‘No, I will go to the kiln,’ thought Walter, and so he went. But he did not go quite near. He went only so near that he could see the ram’s blood which coloured the grass red, and some tufts of wool which the wolves had torn from the back of the poor animal.
It looked so dreadful.
‘I wonder what the ram thought when they ate him up,’ thought Walter to himself; and just then a cold shiver ran through him from his collar right down to his boots.
‘It is better for me to beat the drum,’ he thought to himself again, and so he began to beat it. But it sounded horrid, and an echo came out from the kiln that seemed almost like the howl of a wolf. The drumsticks stiffened in Walter’s hands, and he thought now they are coming. …!
Yes, sure enough, just then a shaggy, reddish-brown wolf’s head looked out from under the kiln!
What did Walter do now? Yes, the brave Walter who alone could manage four, threw his drum far away, took to his heels and ran, and ran as fast as he could back to the mill.
But, alas! the wolf ran after him. Walter looked back; the wolf was quicker than he and only a few steps behind him. Then Walter ran faster. But fear got the better of him, he neither heard nor saw anything more. He ran over sticks, stones and ditches; he lost drum-sticks, sabre, bow, and air-pistol, and in his terrible hurry he tripped over a tuft of grass. There he lay, and the wolf jumped on to him. …
It was a gruesome tale!
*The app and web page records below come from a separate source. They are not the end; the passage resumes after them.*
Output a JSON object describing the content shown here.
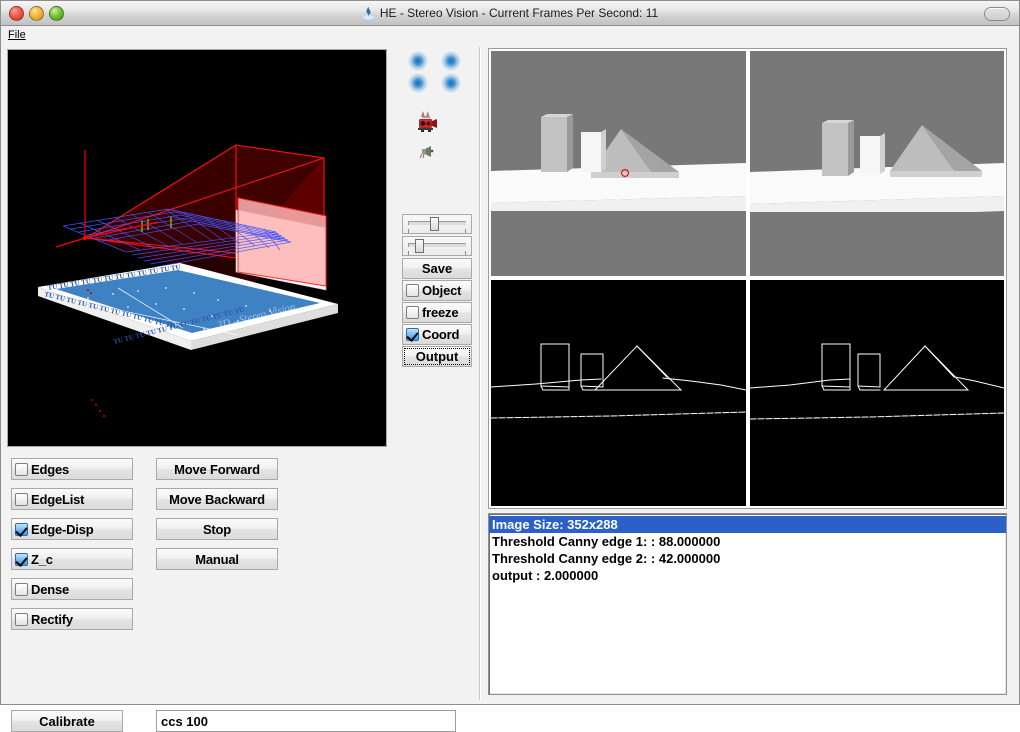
{
  "window": {
    "title": "HE - Stereo Vision - Current Frames Per Second: 11",
    "fps": "11",
    "traffic_lights": [
      "close",
      "minimize",
      "zoom"
    ],
    "toolbar_toggle": "toolbar-pill"
  },
  "menubar": {
    "items": [
      {
        "label": "File",
        "mnemonic": "F"
      }
    ]
  },
  "left_panel": {
    "view3d": {
      "name": "3d-scene-view",
      "background": "#000000",
      "elements": {
        "axes_color": "#ff0000",
        "grid_color": "#3a57ff",
        "frustum_color": "#b00000",
        "image_plane_color": "#ffb0b0",
        "logo_tile_color": "#3d7dc4",
        "marker_color": "#78b400",
        "logo_text": "TU"
      }
    },
    "checkboxes": [
      {
        "label": "Edges",
        "checked": false
      },
      {
        "label": "EdgeList",
        "checked": false
      },
      {
        "label": "Edge-Disp",
        "checked": true
      },
      {
        "label": "Z_c",
        "checked": true
      },
      {
        "label": "Dense",
        "checked": false
      },
      {
        "label": "Rectify",
        "checked": false
      }
    ],
    "buttons": [
      {
        "label": "Move Forward"
      },
      {
        "label": "Move Backward"
      },
      {
        "label": "Stop"
      },
      {
        "label": "Manual"
      }
    ],
    "calibrate_button": "Calibrate",
    "command_field": {
      "value": "ccs 100",
      "placeholder": ""
    }
  },
  "mid_panel": {
    "indicator_dots": [
      "dot-1",
      "dot-2",
      "dot-3",
      "dot-4"
    ],
    "icons": [
      {
        "name": "camcorder-icon"
      },
      {
        "name": "plug-icon"
      }
    ],
    "sliders": [
      {
        "name": "slider-1",
        "value_pct": 42
      },
      {
        "name": "slider-2",
        "value_pct": 19
      }
    ],
    "save_button": "Save",
    "checkboxes": [
      {
        "label": "Object",
        "checked": false
      },
      {
        "label": "freeze",
        "checked": false
      },
      {
        "label": "Coord",
        "checked": true
      }
    ],
    "output_button": {
      "label": "Output",
      "focused": true
    }
  },
  "right_panel": {
    "views": [
      {
        "name": "left-camera-view",
        "position": "top-left",
        "kind": "grayscale-scene"
      },
      {
        "name": "right-camera-view",
        "position": "top-right",
        "kind": "grayscale-scene"
      },
      {
        "name": "left-edge-view",
        "position": "bottom-left",
        "kind": "canny-edges"
      },
      {
        "name": "right-edge-view",
        "position": "bottom-right",
        "kind": "canny-edges"
      }
    ],
    "scene_objects": [
      "tall-gray-box",
      "small-white-box",
      "gray-pyramid",
      "ground-plane",
      "red-circle-marker"
    ],
    "log_list": [
      {
        "text": "Image Size: 352x288",
        "selected": true
      },
      {
        "text": "Threshold Canny edge 1:  : 88.000000",
        "selected": false
      },
      {
        "text": "Threshold Canny edge 2:  : 42.000000",
        "selected": false
      },
      {
        "text": "output : 2.000000",
        "selected": false
      }
    ]
  },
  "colors": {
    "selection_blue": "#2a60c8",
    "panel_gray": "#f2f2f2",
    "scene_bg_gray": "#787878",
    "edge_bg": "#000000"
  }
}
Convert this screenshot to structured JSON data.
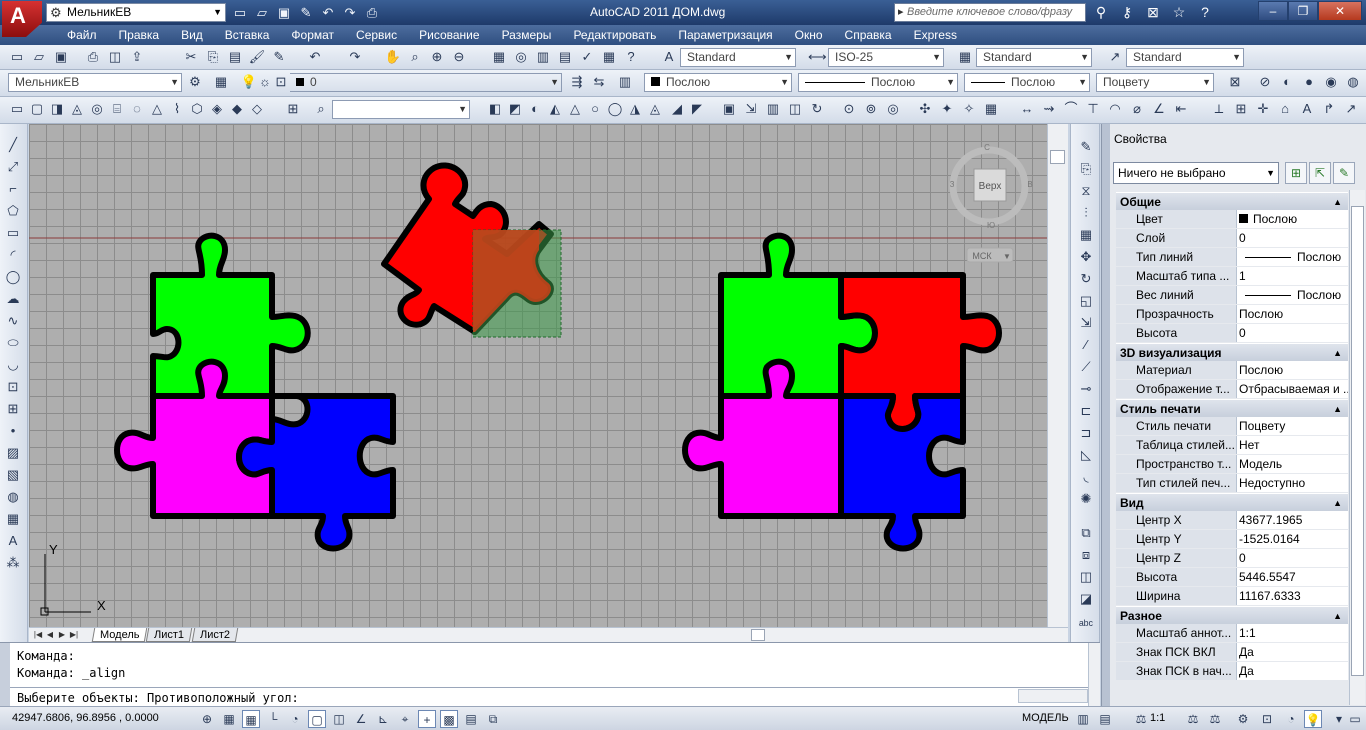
{
  "titlebar": {
    "workspace": "МельникЕВ",
    "title": "AutoCAD 2011    ДОМ.dwg",
    "search_placeholder": "Введите ключевое слово/фразу"
  },
  "menu": [
    "Файл",
    "Правка",
    "Вид",
    "Вставка",
    "Формат",
    "Сервис",
    "Рисование",
    "Размеры",
    "Редактировать",
    "Параметризация",
    "Окно",
    "Справка",
    "Express"
  ],
  "toolbar1": {
    "text_style": "Standard",
    "dim_style": "ISO-25",
    "table_style": "Standard",
    "mleader_style": "Standard"
  },
  "toolbar2": {
    "workspace": "МельникЕВ",
    "layer": "0",
    "color": "Послою",
    "linetype": "Послою",
    "lineweight": "Послою",
    "plotstyle": "Поцвету"
  },
  "viewcube": {
    "face": "Верх",
    "north": "С",
    "south": "Ю",
    "west": "З",
    "east": "В",
    "ucs": "МСК"
  },
  "layout_tabs": [
    "Модель",
    "Лист1",
    "Лист2"
  ],
  "ucs_labels": {
    "x": "X",
    "y": "Y"
  },
  "properties": {
    "title": "Свойства",
    "selection": "Ничего не выбрано",
    "sections": [
      {
        "name": "Общие",
        "rows": [
          {
            "key": "Цвет",
            "value": "Послою",
            "kind": "color"
          },
          {
            "key": "Слой",
            "value": "0"
          },
          {
            "key": "Тип линий",
            "value": "Послою",
            "kind": "line"
          },
          {
            "key": "Масштаб типа ...",
            "value": "1"
          },
          {
            "key": "Вес линий",
            "value": "Послою",
            "kind": "line"
          },
          {
            "key": "Прозрачность",
            "value": "Послою"
          },
          {
            "key": "Высота",
            "value": "0"
          }
        ]
      },
      {
        "name": "3D визуализация",
        "rows": [
          {
            "key": "Материал",
            "value": "Послою"
          },
          {
            "key": "Отображение т...",
            "value": "Отбрасываемая и ..."
          }
        ]
      },
      {
        "name": "Стиль печати",
        "rows": [
          {
            "key": "Стиль печати",
            "value": "Поцвету"
          },
          {
            "key": "Таблица стилей...",
            "value": "Нет"
          },
          {
            "key": "Пространство т...",
            "value": "Модель"
          },
          {
            "key": "Тип стилей печ...",
            "value": "Недоступно"
          }
        ]
      },
      {
        "name": "Вид",
        "rows": [
          {
            "key": "Центр X",
            "value": "43677.1965"
          },
          {
            "key": "Центр Y",
            "value": "-1525.0164"
          },
          {
            "key": "Центр Z",
            "value": "0"
          },
          {
            "key": "Высота",
            "value": "5446.5547"
          },
          {
            "key": "Ширина",
            "value": "11167.6333"
          }
        ]
      },
      {
        "name": "Разное",
        "rows": [
          {
            "key": "Масштаб аннот...",
            "value": "1:1"
          },
          {
            "key": "Знак ПСК ВКЛ",
            "value": "Да"
          },
          {
            "key": "Знак ПСК в нач...",
            "value": "Да"
          }
        ]
      }
    ]
  },
  "command": {
    "lines": [
      "Команда:",
      "Команда: _align",
      "Выберите объекты: Противоположный угол:"
    ]
  },
  "status": {
    "coords": "42947.6806, 96.8956 , 0.0000",
    "model": "МОДЕЛЬ",
    "scale": "1:1"
  },
  "colors": {
    "green": "#00ff00",
    "red": "#ff0000",
    "magenta": "#ff00ff",
    "blue": "#0000ff",
    "selection": "#3c9a48"
  }
}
Now you may well believe that it was all over with Walter and all his adventures. That would have been a pity. But do not be surprised if it was not quite so bad as that, for the wolf was quite a friendly one. He certainly jumped on to Walter, but he only shook his coat and rubbed his nose against his face; and Walter shrieked. Yes, he shrieked terribly!
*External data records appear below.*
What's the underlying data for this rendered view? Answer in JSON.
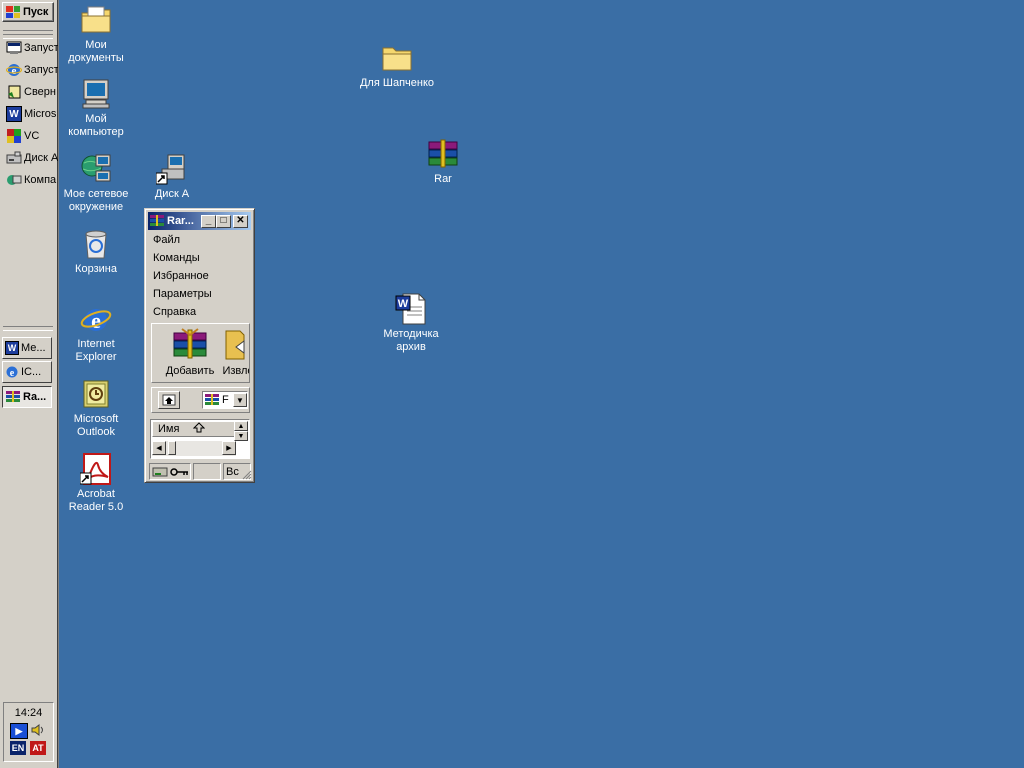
{
  "taskbar": {
    "start_label": "Пуск",
    "quick_launch": [
      {
        "label": "Запуст",
        "icon": "show-desktop-icon"
      },
      {
        "label": "Запуст",
        "icon": "internet-explorer-icon"
      },
      {
        "label": "Сверн",
        "icon": "minimize-windows-icon"
      },
      {
        "label": "Micros",
        "icon": "word-icon"
      },
      {
        "label": "VC",
        "icon": "vc-icon"
      },
      {
        "label": "Диск А",
        "icon": "floppy-icon"
      },
      {
        "label": "Компа",
        "icon": "computer-icon"
      }
    ],
    "tasks": [
      {
        "label": "Ме...",
        "icon": "word-icon",
        "active": false
      },
      {
        "label": "IC...",
        "icon": "internet-explorer-icon",
        "active": false
      },
      {
        "label": "Ra...",
        "icon": "winrar-icon",
        "active": true
      }
    ],
    "clock": "14:24",
    "tray": [
      {
        "name": "media-player-icon",
        "text": "▶"
      },
      {
        "name": "volume-icon",
        "text": "🔈"
      },
      {
        "name": "language-indicator",
        "text": "EN"
      },
      {
        "name": "ati-icon",
        "text": "AT"
      }
    ]
  },
  "desktop_icons": [
    {
      "id": "my-documents",
      "label": "Мои документы",
      "icon": "folder-documents-icon"
    },
    {
      "id": "my-computer",
      "label": "Мой компьютер",
      "icon": "computer-icon"
    },
    {
      "id": "network",
      "label": "Мое сетевое окружение",
      "icon": "network-icon"
    },
    {
      "id": "disk-a",
      "label": "Диск А",
      "icon": "floppy-shortcut-icon"
    },
    {
      "id": "recycle-bin",
      "label": "Корзина",
      "icon": "recycle-bin-icon"
    },
    {
      "id": "internet-explorer",
      "label": "Internet Explorer",
      "icon": "internet-explorer-icon"
    },
    {
      "id": "outlook",
      "label": "Microsoft Outlook",
      "icon": "outlook-icon"
    },
    {
      "id": "acrobat",
      "label": "Acrobat Reader 5.0",
      "icon": "acrobat-icon"
    },
    {
      "id": "folder-shapchenko",
      "label": "Для Шапченко",
      "icon": "folder-icon"
    },
    {
      "id": "rar",
      "label": "Rar",
      "icon": "winrar-icon"
    },
    {
      "id": "metodichka",
      "label": "Методичка архив",
      "icon": "word-document-icon"
    }
  ],
  "rar_window": {
    "title": "Rar...",
    "menu": [
      "Файл",
      "Команды",
      "Избранное",
      "Параметры",
      "Справка"
    ],
    "toolbar": [
      {
        "label": "Добавить",
        "icon": "add-archive-icon"
      },
      {
        "label": "Извле",
        "icon": "extract-icon"
      }
    ],
    "address_value": "F",
    "column_header": "Имя",
    "status_text": "Вс"
  },
  "colors": {
    "desktop": "#3a6ea5",
    "face": "#d4d0c8",
    "title_start": "#0a246a",
    "title_end": "#a6caf0"
  }
}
Happily Jonas heard his cry of distress, for Walter was quite near the mill now, and he ran and helped him up.
‘What has happened?’ he asked. ‘Why did Walter scream so terribly?’
‘A wolf! A wolf!’ cried Walter, and that was all he could say.
‘Where is the wolf?’ said Jonas. ‘I don’t see any wolf.’
‘Take care, he is here, he has bitten me to death,’ groaned Walter.
Then Jonas began to laugh; yes, he laughed so that he nearly burst his skin belt.
Well, well, was that the wolf? Was that the wolf which Walter was to take by the neck and shake and throw down on its back, no matter how much it struggled? Just look a little closer at him: he is your old friend, your own good old Caro. I quite expect he found a leg of the ram in the kiln. When Walter beat his drum, Caro crept out, and when Walter ran away, Caro ran after him, as he so often does when Walter wants to romp and play.
‘Down, Caro! you ought to be rather ashamed to have put such a great hero to flight!’
Walter got up feeling very foolish.
‘Down, Caro!’ he said, both relieved and annoyed.
‘It was only a dog, then if it had been a wolf I certainly should have killed him. …’
‘If Walter would listen to my advice, and boast a little less, and do a little more,’ said Jonas, consolingly. ‘Walter is not a coward, is he?’
‘I! You shall see, Jonas, when we next meet a bear. You see I like so much better to fight with bears.’
‘Indeed!’ laughed Jonas. ‘Are you at it again?
‘Dear Walter, remember that it is only cowards who boast; a really brave man never talks of his bravery.’